I'm planning on using activities from my new Alphabet Practice pack. Each week the activities are the same, but it focuses on a different set of letters. The first week is BSMAC, then TDLRI, JGHON, PUQWY, and lastly ZXEVKF.

On Monday we will practice the sounds that each letter make by chanting "b says /b/, m says /m/, etc." We sometimes add an action to go with it, like biting an apple for /a/ or bouncing a ball for /b/. Then we do a card sort in the pocket chart. We will sort the picture cards based on their initial sound (or final sound with X).

On Tuesday students will do a colour code activity. They have to write the initial letter of each word, then colour the picture using the colour code. Great practice for those colour words as well! Then when they are done, they can play Spin to the Top. They spin an uppercase letter and practice tracing the letters. When one letter reaches the top, they win!

On Wednesday we do a read the room activity. I place 12 cards around the room. Students find the card and write down the letter the word starts with beside the correct number. When done, they do a letter search on the back. They circle and count each type of letter and write number beside it. Great for identifying letters in different fonts!

On Thursday we do a cut and paste sort. Students have to glue the correct lowercase letter and two beginning sound pictures beside the correct train engine. Then when they are done, they can play Roll to the Top. They roll a die and practice tracing the correct lowercase letters. When one letter reaches the top, they win!

On Friday we play a game. Either small group beginning sound BINGO (included in my Alphabet Practice pack), Roll & Cover, or Roll & Write. Check out these products by clicking the pictures below.


Well I hope that gives you some good ideas for teaching sight words, poetry, or phonics! Click the picture below to download some of the freebies from this post.


  1. Oh. My. Gosh. You just saved me a ton of work since this was on my list of things to work on this summer. First I've been remodeling my office/sewing room then this was the first thing I wanted to conquer. I've been reading about teaching phonics and the order to teach the elements but it seemed like there wasn't a consensus on the best order. Well you just made my life a LOT easier. Thank you. Thank you. Thank you.

  2. Thank you so much for the great ideas and the freebies! I cannot wait to get started this year and these pages are just the ticket! Hope you have a fantastic summer.

  3. do you have a list like this for second grade? I moved up this year and would love to have a pacing like this for second grade!

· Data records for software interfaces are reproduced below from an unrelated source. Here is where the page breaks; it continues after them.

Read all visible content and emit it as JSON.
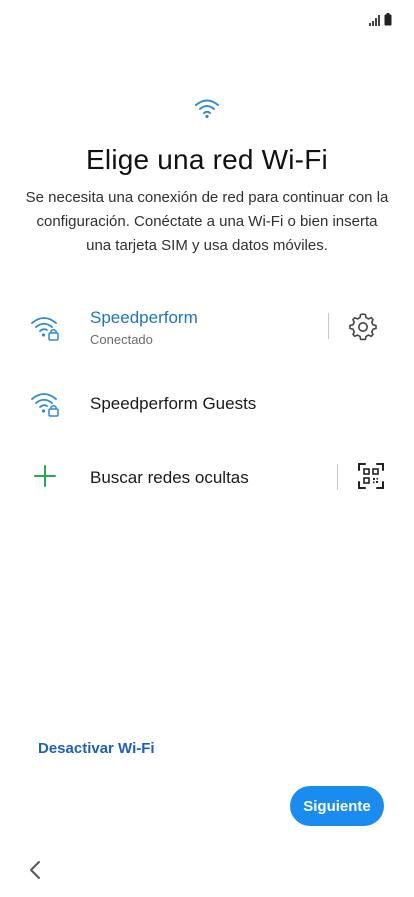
{
  "status_bar": {
    "signal_icon": "signal-bars-icon",
    "battery_icon": "battery-icon"
  },
  "header": {
    "icon": "wifi-icon",
    "title": "Elige una red Wi-Fi",
    "description": "Se necesita una conexión de red para continuar con la configuración. Conéctate a una Wi-Fi o bien inserta una tarjeta SIM y usa datos móviles."
  },
  "networks": [
    {
      "name": "Speedperform",
      "status": "Conectado",
      "icon": "wifi-lock-icon",
      "connected": true,
      "action_icon": "gear-icon"
    },
    {
      "name": "Speedperform Guests",
      "icon": "wifi-lock-icon",
      "connected": false
    }
  ],
  "hidden_networks": {
    "label": "Buscar redes ocultas",
    "icon": "plus-icon",
    "action_icon": "qr-code-icon"
  },
  "footer": {
    "disable_wifi_label": "Desactivar Wi-Fi",
    "next_label": "Siguiente",
    "back_icon": "chevron-left-icon"
  },
  "colors": {
    "accent_blue": "#1a8cf0",
    "connected_text": "#1d74c8",
    "link_blue": "#1d5fc4",
    "plus_green": "#2aa84a",
    "wifi_icon_blue": "#2f8ad8"
  }
}
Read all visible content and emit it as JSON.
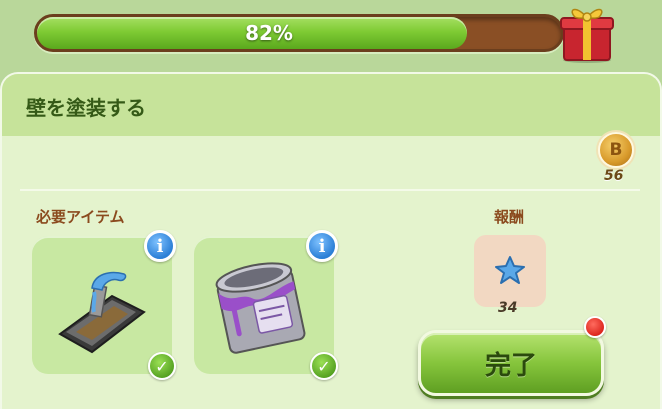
{
  "progress": {
    "percent_text": "82%",
    "fraction": 0.82,
    "fill_color": "#7fcb34",
    "track_color": "#8a4f25"
  },
  "panel": {
    "title": "壁を塗装する"
  },
  "currency": {
    "coin_symbol": "B",
    "coin_value": "56",
    "icon": "coin-icon"
  },
  "required_items": {
    "label": "必要アイテム",
    "items": [
      {
        "icon": "trowel-icon",
        "info_symbol": "i",
        "check_symbol": "✓"
      },
      {
        "icon": "paint-can-icon",
        "info_symbol": "i",
        "check_symbol": "✓"
      }
    ]
  },
  "reward": {
    "label": "報酬",
    "icon": "star-icon",
    "value": "34"
  },
  "complete_button": {
    "label": "完了"
  },
  "colors": {
    "accent_green": "#86c53c",
    "info_blue": "#2b7fd6",
    "notification_red": "#d81e16"
  }
}
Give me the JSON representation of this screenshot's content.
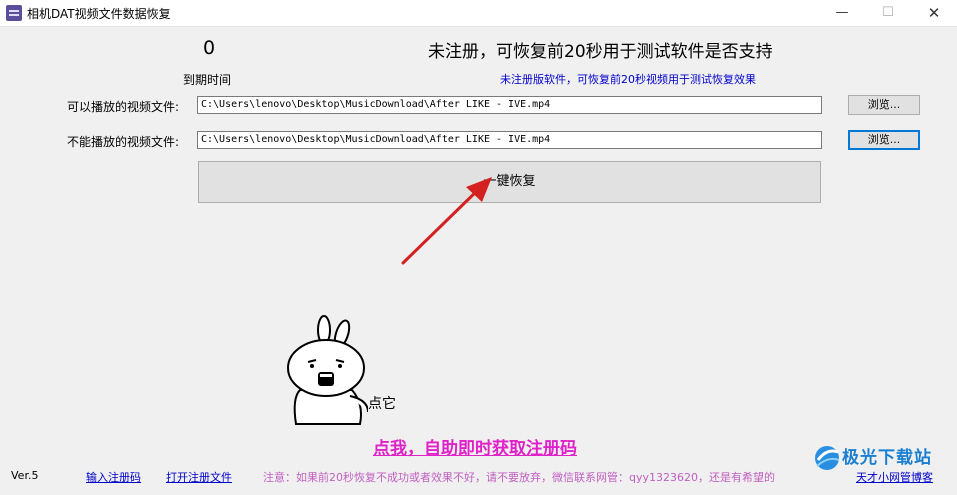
{
  "window": {
    "title": "相机DAT视频文件数据恢复",
    "minimize_glyph": "—",
    "maximize_glyph": "☐",
    "close_glyph": "✕"
  },
  "header": {
    "days_count": "0",
    "expire_label": "到期时间",
    "status_title": "未注册，可恢复前20秒用于测试软件是否支持",
    "status_subtitle": "未注册版软件，可恢复前20秒视频用于测试恢复效果"
  },
  "form": {
    "playable_label": "可以播放的视频文件:",
    "playable_path": "C:\\Users\\lenovo\\Desktop\\MusicDownload\\After  LIKE - IVE.mp4",
    "unplayable_label": "不能播放的视频文件:",
    "unplayable_path": "C:\\Users\\lenovo\\Desktop\\MusicDownload\\After  LIKE - IVE.mp4",
    "browse_label": "浏览...",
    "restore_button": "一键恢复"
  },
  "mascot": {
    "caption": "点它"
  },
  "promo": {
    "get_code_link": "点我，自助即时获取注册码"
  },
  "footer": {
    "version": "Ver.5",
    "enter_code_link": "输入注册码",
    "open_code_file_link": "打开注册文件",
    "notice": "注意：如果前20秒恢复不成功或者效果不好，请不要放弃，微信联系网管：qyy1323620，还是有希望的",
    "blog_link": "天才小网管博客"
  },
  "watermark": {
    "text": "极光下载站"
  },
  "colors": {
    "link_blue": "#0000cc",
    "promo_magenta": "#e020c8",
    "notice_pink": "#c060c0",
    "arrow_red": "#d42020",
    "focus_blue": "#0078d7"
  }
}
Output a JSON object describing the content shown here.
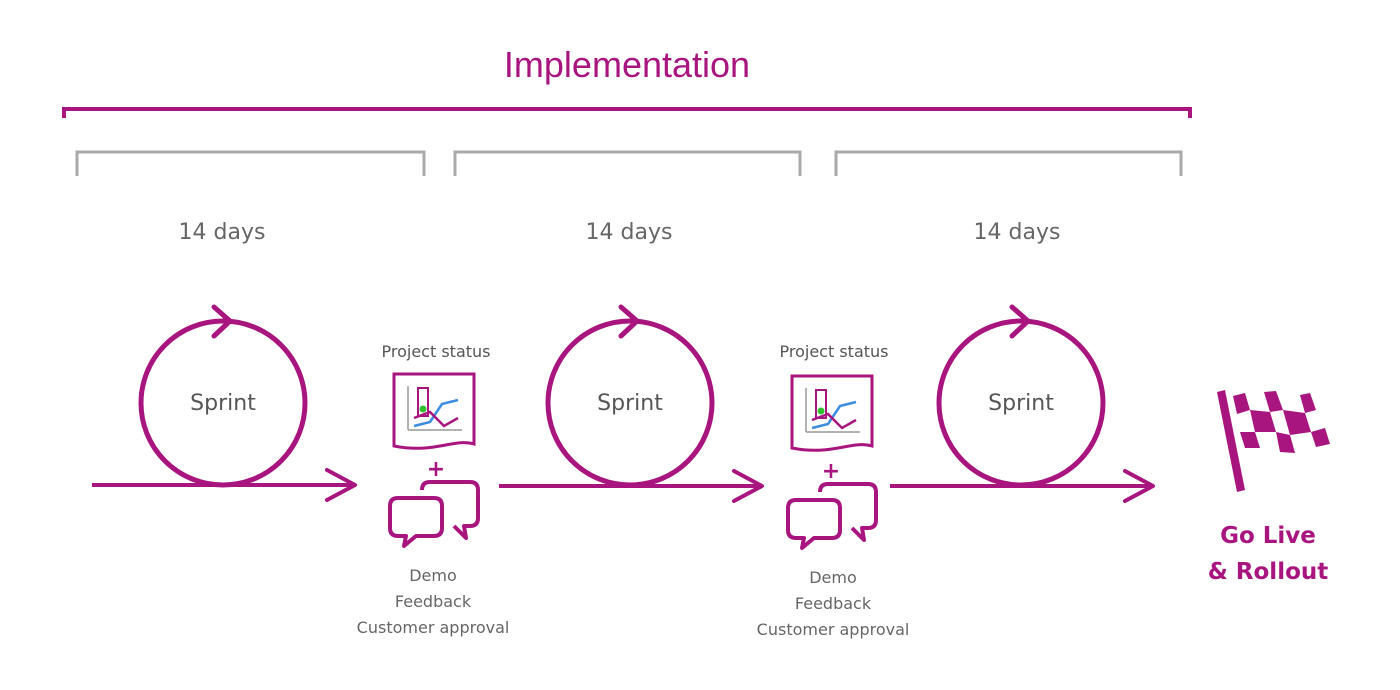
{
  "title": "Implementation",
  "colors": {
    "accent": "#a8157f",
    "bracket_gray": "#a9a9a9",
    "text_gray": "#666666",
    "chart_blue": "#3b8de0",
    "status_green": "#2fc02f"
  },
  "sprints": [
    {
      "duration": "14 days",
      "label": "Sprint"
    },
    {
      "duration": "14 days",
      "label": "Sprint"
    },
    {
      "duration": "14 days",
      "label": "Sprint"
    }
  ],
  "reviews": [
    {
      "heading": "Project status",
      "icon": "chart-document-icon",
      "connector": "+",
      "feedback_icon": "speech-bubbles-icon",
      "lines": [
        "Demo",
        "Feedback",
        "Customer approval"
      ]
    },
    {
      "heading": "Project status",
      "icon": "chart-document-icon",
      "connector": "+",
      "feedback_icon": "speech-bubbles-icon",
      "lines": [
        "Demo",
        "Feedback",
        "Customer approval"
      ]
    }
  ],
  "finish": {
    "icon": "checkered-flag-icon",
    "line1": "Go Live",
    "line2": "& Rollout"
  }
}
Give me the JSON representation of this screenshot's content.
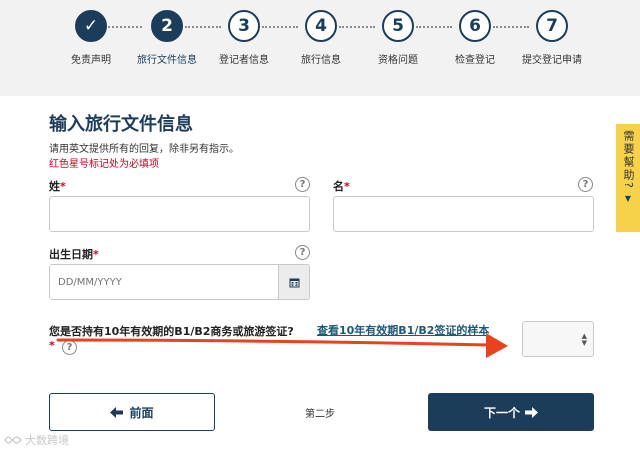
{
  "stepper": {
    "steps": [
      {
        "number": "✓",
        "label": "免责声明",
        "state": "done"
      },
      {
        "number": "2",
        "label": "旅行文件信息",
        "state": "active"
      },
      {
        "number": "3",
        "label": "登记者信息",
        "state": "todo"
      },
      {
        "number": "4",
        "label": "旅行信息",
        "state": "todo"
      },
      {
        "number": "5",
        "label": "资格问题",
        "state": "todo"
      },
      {
        "number": "6",
        "label": "检查登记",
        "state": "todo"
      },
      {
        "number": "7",
        "label": "提交登记申请",
        "state": "todo"
      }
    ]
  },
  "form": {
    "title": "输入旅行文件信息",
    "instructions": "请用英文提供所有的回复，除非另有指示。",
    "required_note": "红色星号标记处为必填项",
    "required_marker": "*",
    "help_glyph": "?",
    "surname": {
      "label": "姓",
      "value": ""
    },
    "given_name": {
      "label": "名",
      "value": ""
    },
    "dob": {
      "label": "出生日期",
      "placeholder": "DD/MM/YYYY",
      "value": ""
    },
    "visa_question": {
      "label": "您是否持有10年有效期的B1/B2商务或旅游签证?",
      "link": "查看10年有效期B1/B2签证的样本",
      "selected": ""
    }
  },
  "nav": {
    "back_label": "前面",
    "step_text": "第二步",
    "next_label": "下一个"
  },
  "help_tab": {
    "label": "需要幫助?"
  },
  "watermark": {
    "text": "大数跨境"
  },
  "colors": {
    "primary": "#1c3d5a",
    "required": "#d0021b",
    "help_tab": "#f6d14a",
    "annotation_arrow": "#e8421e"
  }
}
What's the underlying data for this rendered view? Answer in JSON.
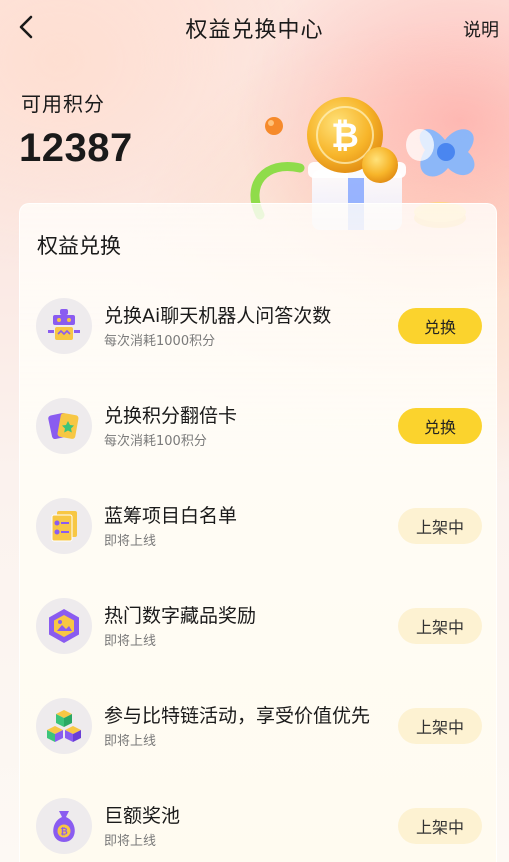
{
  "header": {
    "title": "权益兑换中心",
    "help_label": "说明"
  },
  "points": {
    "label": "可用积分",
    "value": "12387"
  },
  "section": {
    "title": "权益兑换"
  },
  "items": [
    {
      "title": "兑换Ai聊天机器人问答次数",
      "subtitle": "每次消耗1000积分",
      "button": "兑换",
      "status": "active",
      "icon": "robot-icon"
    },
    {
      "title": "兑换积分翻倍卡",
      "subtitle": "每次消耗100积分",
      "button": "兑换",
      "status": "active",
      "icon": "cards-icon"
    },
    {
      "title": "蓝筹项目白名单",
      "subtitle": "即将上线",
      "button": "上架中",
      "status": "coming-soon",
      "icon": "document-list-icon"
    },
    {
      "title": "热门数字藏品奖励",
      "subtitle": "即将上线",
      "button": "上架中",
      "status": "coming-soon",
      "icon": "nft-hexagon-icon"
    },
    {
      "title": "参与比特链活动，享受价值优先",
      "subtitle": "即将上线",
      "button": "上架中",
      "status": "coming-soon",
      "icon": "blocks-icon"
    },
    {
      "title": "巨额奖池",
      "subtitle": "即将上线",
      "button": "上架中",
      "status": "coming-soon",
      "icon": "money-bag-icon"
    }
  ],
  "colors": {
    "accent": "#fbd32d",
    "soon_button": "#fdf2d2",
    "icon_purple": "#8a5cf0",
    "icon_yellow": "#f7c744"
  }
}
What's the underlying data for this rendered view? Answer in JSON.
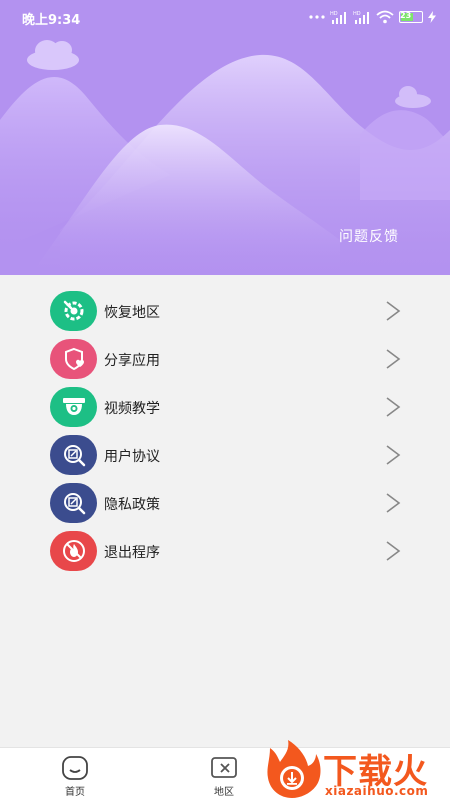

  4. Wow! What a help to me! I've started homeschooling my 11year old son with down syndrome... He's at about a 1st grade level and this is going to help tremendously. Thank you for sharing. :)

  5. You are a genius I must say. I'm a speech trainer and I find this extremely useful. Thank you!

  6. Why not teach sight words that are related to the phonics lesson for the week? Most of the sight words are completely phonetic.

  7. I have a list of words related to the phonics lesson of the week that they can practice during word work as well. The "sight Words" of the week are more high frequency words to help them with their writing. We put them on the word wall at the end of the week and the students are expected to be able to spell them independently (or learn to find them on the word wall to help them spell it).

  8. Love the activities, binder organization, and dry erase board. I just purchased one and plan to decorate it with some colorful washi tape.

  9. Replies
    1. Nope, sorry. I'm a Canadian teacher. We don't use the common core.

  10. This is amazing! If I am using Jolly Phonics in my classroom (which is taught in a different order than what is listed above) can I still teach the sight words in the same order as you have above, or should it be altered?

    1. I'm sure you could use the same order that I did. The sight words aren't related/connected to the phonics skills at all. They are mostly high frequency words that students need/want to spell for writing or that occur in a lot of the early guided reading books I use. Hope it helps you!